On April 14, 2011, President Obama signed the long-awaited repeal of the new 1099 reporting requirements. A minor provision in the new healthcare law, the new requirements would have included corporations and vendors of both services and tangible goods in the 1099 reporting net. While it was intended to be a major revenue-raiser for Washington, the requirements would have meant an unmanageable avalanche of paperwork for the nation’s small business owners.
It’s a Tax Day miracle! Both sides of the aisle managed to cooperate long enough to accomplish something for small business … finally!
Deb Howard Greenleaf, EA, CEO and Principal, of Greenleaf Accounting Services provides virtual accounting and bookkeeping services and specializes in financial management to consultants, coaches, solo professionals, and other small business owners across the US. Deb is an Enrolled Agent (EA)—an IRS-licensed tax professional—and specializes in small businesses and entrepreneurs filing Schedule C or as an LLC. As an Advanced Certified QuickBooks ProAdvisor, Deb spends her day in QuickBooks Online and specializes in providing QBO support.
I’m new to this…
What are the 1099 reporting requirements or where can I go to find out? How do I know who to issue a 1099 to by looking at a W-9?
A quick answer is to visit irs.gov and search for 1099. There is loads of information on that site!
You need to send a 1099 to any service provider to whom you paid $600 or more in a calendar year, unless that service provider is a corporation. The W-9 form gives you the information necessary to complete the 1099 and will also let you know if that service provider is a corporation or not.

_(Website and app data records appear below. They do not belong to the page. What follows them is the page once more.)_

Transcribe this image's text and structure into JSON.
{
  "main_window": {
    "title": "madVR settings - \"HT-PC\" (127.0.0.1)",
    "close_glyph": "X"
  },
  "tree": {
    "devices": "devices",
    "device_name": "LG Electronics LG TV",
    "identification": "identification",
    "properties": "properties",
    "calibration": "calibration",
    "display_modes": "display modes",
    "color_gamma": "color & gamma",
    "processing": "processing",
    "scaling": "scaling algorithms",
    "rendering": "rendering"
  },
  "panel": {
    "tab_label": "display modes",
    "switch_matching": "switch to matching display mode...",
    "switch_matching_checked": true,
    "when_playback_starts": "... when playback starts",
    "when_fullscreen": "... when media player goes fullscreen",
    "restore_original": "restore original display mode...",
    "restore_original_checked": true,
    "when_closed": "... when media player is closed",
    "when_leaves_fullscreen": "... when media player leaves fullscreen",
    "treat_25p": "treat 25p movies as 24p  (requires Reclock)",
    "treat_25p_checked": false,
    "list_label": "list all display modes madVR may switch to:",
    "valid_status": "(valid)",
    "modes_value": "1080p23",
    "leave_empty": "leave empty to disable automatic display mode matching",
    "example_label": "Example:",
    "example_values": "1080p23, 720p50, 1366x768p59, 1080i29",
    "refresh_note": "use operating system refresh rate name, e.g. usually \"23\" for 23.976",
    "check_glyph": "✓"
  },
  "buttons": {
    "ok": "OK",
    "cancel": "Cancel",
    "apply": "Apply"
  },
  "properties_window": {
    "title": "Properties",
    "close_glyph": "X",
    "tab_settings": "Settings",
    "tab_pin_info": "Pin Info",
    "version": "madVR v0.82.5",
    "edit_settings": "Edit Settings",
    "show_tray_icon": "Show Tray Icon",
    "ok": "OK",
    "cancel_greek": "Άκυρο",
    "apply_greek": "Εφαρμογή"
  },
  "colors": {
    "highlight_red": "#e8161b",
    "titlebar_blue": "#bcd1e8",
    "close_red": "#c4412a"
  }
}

Brian Greenwood says
I see so many conflicting statements on this. On IRS they give instructions on how to send a 1099 to a corporation. Is this only applicable to single owner corporations?
I also read on ehow that for 2011 in order to claim rent, you have to send a 1099 to your landlord…
What is fact here?
The fact that a business should be reporting rent payments to the landlord using a 1099-MISC at year-end is not new.
There are certain situations when you do need to report payments to corporations via a 1099 form. One situation that comes to mind is payment to attorneys for legal services are not exempt when paid to corporations.
As in all things, you should refer to the source for fact: http://www.irs.gov This is a blog intended for general information and should not be considered specific tax advice for any given reader.
I’ve seen several references to the following: “You need to send a 1099 to any service provider to whom you paid $600 or more in a calendar year, unless that service provider is a corporation.” 1st question: What is the definition of a “service provider”? 2nd Question: If I sell a used item on consignment for a private individual and said private individual is not a businesses or “service providers”, would I then be required to also send them (and the IRS) a 1099? I’m confused!
frankie cunes says
Hey ! I am thankful for the analysis . Does someone know where my business would be able to get ahold of a fillable URL – IRS 1099-MISC form to edit ?
At IRS.gov, you can download fillable PDF forms of most tax forms, including the 1099-MISC. Just look for Forms & Publications.
Hellen Hilson says
Hi ! my partner acquired a sample URL – IRS 1099-MISC version here http://goo.gl/WTcl1H
Thanks for the link, Hellen!
I actually have a few more sources for blank PDF forms, including an app that will make the process of sending out W-9 forms to your clients crazy easy and a few sites where you can file your 1099 forms online. They are listed in my free download called the “1099 Success Cheat Sheet” … check it out on my website at https://www.greenleafaccounting.com 🙂